13 February, 2008

Burying Fragmenting the Lede

One should no longer be surprised by the AP's coverage of Iraq, but this headline caught my attention: "Iraqi hospital chief linked to al-Qaida."

So, how exactly is he "linked to al-Qaida?" Is he a mouthpiece like the hospital leadership in Fallujah years ago? Is he a financier, maybe? No, he's accused of providing "information" to terrorists:

BAGHDAD - The acting administrator of a psychiatric hospital in Baghdad has been detained on suspicion that he played a role in supplying patient information to al-Qaida in Iraq, the U.S. military said Wednesday.

That's certainly odd.

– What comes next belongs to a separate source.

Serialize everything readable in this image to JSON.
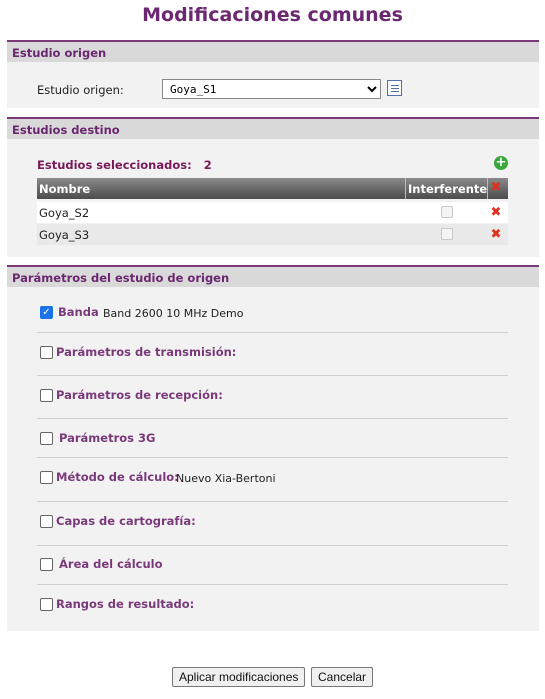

Since when did the U.S. military start enforcing Iraqi patient confidentiality?

Paragraph two informs us that the U.S. military conducted a "thorough search" of the al-Rashid psychiatric hospital. Hunh? Paragraph three:
"Coalition forces detained a hospital administrator in connection with the possible exploitation of mentally impaired women to al-Qaida," Smith said.

Ah, we're getting warmer now. On to paragraph four:
"The administrator remains in coalition force detention and is being questioned to determine what role if any in supplying al-Qaida with information regarding patients at the al-Rashad psychiatric hospital or from other medical facilities in Baghdad," he added.

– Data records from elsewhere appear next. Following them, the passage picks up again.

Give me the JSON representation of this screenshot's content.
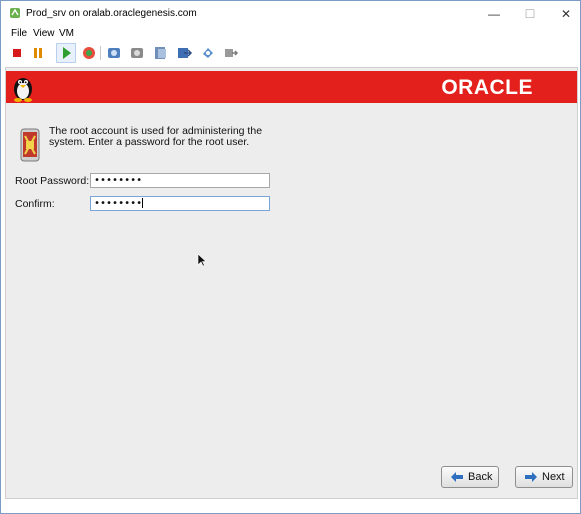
{
  "window": {
    "title": "Prod_srv on oralab.oraclegenesis.com",
    "controls": {
      "minimize": "—",
      "maximize": "☐",
      "close": "✕"
    }
  },
  "menu": {
    "items": [
      "File",
      "View",
      "VM"
    ]
  },
  "toolbar": {
    "buttons": [
      "stop-icon",
      "pause-icon",
      "play-icon",
      "refresh-icon",
      "snapshot-icon",
      "snapshot-manage-icon",
      "snapshot-revert-icon",
      "send-icon",
      "settings-icon",
      "transfer-icon"
    ]
  },
  "banner": {
    "logo": "ORACLE",
    "color": "#e3201b"
  },
  "installer": {
    "info_text": "The root account is used for administering the system.  Enter a password for the root user.",
    "root_password_label": "Root Password:",
    "root_password_value": "••••••••",
    "confirm_label": "Confirm:",
    "confirm_value": "••••••••"
  },
  "buttons": {
    "back": "Back",
    "next": "Next"
  }
}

Again, why does the Coalition care about patient confidentiality? Paragraph five:
He said the man, whom he did not identify, was detained as part of the investigation into the Feb. 1 bombings of two crowded pet markets in Baghdad. He said he could not provide more details, citing the ongoing investigation.

Bombings of Baghdad pet markets? That rings a bell... Paragraph six:
U.S. and Iraqi officials blamed al-Qaida for the bombings and said the bombers were two mentally disabled women strapped with remote-control explosives and apparently did not know they were being used. Iraqi officials put the death toll at 99 in both attacks.

Hmm... maybe there's a connection between paragraphs one and six? The AP doesn't say. The next paragraph is the final one:

The U.S. military later expressed concern that al-Qaida was increasingly turning to women and children as suicide bombers to get around stepped up security measures.

Well, that's an odd little article, isn't it... Fortunately, a Times of London reporter (article reproduced in a Canadian newspaper) manages to write a proper lede:
BAGHDAD — The acting director of a Baghdad psychiatric hospital has been arrested on suspicion of supplying al-Qaida in Iraq with the mentally impaired women it used to blow up two crowded animal markets in the city on Feb. 1, killing about 100 people.

Reuters buries it in paragraph nine of eleven, under the headline "U.S. Raids Iraq Psychiatric Hospital Over Attacks." CNN does a better job under the headline "U.S. Probes Hospital Link to Bombings," using the "supply patient information" line in the first paragraph and connecting it to the bombings in the second. They also offer the context that the previous administrator had been "gunned down" in December, but do not explicitly say the new director is suspected of "supplying" the women to Al Qaeda.

Just another example of "professional" journalism, I suppose.

[h/t to Free Falling for the Times of London article.]